The “special” techniques.
These are still stretches, but not in the way you think of them. These are active stretches. Stretches with intention, where the muscles are being contracted while they are being lengthened. Sounds paradoxical, but you’ll understand if you watch a few videos on how muscle tissue works during contraction, at the microscopic level.
I’ve never “stretched”. I used to be rigid as a board. Never could get my hands past my knees. I’m still pretty tight, but can now get my palms flat on the floor with a tiny bend in the knees.
The main reasons for my current level of flexibility are
1. Kettlebell swings
2. Clubs and maces
4. Breath control practices
The last two methods are stretches of the mind and the autonomic nervous system, and the preceding parts in this series might give you an idea as to why you should approach flexibility in methods other than just purely physical.
“Animal flow” movement practice is another useful way to improve flexibility that I don’t practice enough. I haven’t included it in my list above because of that reason. I’m not regular with it. It is relatively safe and you can teach yourself easily, if you’re persistent and sensible and use the progressions appropriate for your skill, strength and body awareness levels.
Can’t go into detail on the methods in my formal list, because it’s not something that can be taught online. You can learn on your own, if you’re brave and willing to take risks, like me, but it is not recommended
These methods aren’t necessary to get more flexible. You can go through the previous two parts and still improve your health and flexibility by following the suggestions given there. With very very little risk of things going wrong. Those I can recommend with a lot of confidence.

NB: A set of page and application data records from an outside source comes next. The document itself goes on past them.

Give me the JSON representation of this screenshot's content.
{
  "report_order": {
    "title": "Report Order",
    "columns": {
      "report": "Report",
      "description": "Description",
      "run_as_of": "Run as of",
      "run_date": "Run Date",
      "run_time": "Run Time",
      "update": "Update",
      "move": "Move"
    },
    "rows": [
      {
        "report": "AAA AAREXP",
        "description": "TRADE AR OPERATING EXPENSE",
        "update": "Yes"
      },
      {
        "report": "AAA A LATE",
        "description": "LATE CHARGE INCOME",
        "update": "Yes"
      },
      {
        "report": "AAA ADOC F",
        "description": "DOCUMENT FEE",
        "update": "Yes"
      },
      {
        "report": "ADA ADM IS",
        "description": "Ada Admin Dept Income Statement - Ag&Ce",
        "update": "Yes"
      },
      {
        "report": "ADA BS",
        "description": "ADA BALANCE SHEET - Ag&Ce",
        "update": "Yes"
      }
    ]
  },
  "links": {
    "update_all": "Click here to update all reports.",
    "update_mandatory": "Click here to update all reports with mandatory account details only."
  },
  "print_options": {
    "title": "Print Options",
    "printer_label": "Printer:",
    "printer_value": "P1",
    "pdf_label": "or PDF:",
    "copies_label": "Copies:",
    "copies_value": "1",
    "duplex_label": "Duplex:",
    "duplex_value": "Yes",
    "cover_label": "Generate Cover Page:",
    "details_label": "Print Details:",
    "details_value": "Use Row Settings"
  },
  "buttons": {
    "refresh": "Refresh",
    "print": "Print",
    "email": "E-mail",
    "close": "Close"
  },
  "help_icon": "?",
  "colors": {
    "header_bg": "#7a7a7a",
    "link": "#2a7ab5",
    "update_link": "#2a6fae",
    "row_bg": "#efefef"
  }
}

The above methods aren’t the only methods available obviously, I’m just crediting my improvement in flexibility to them.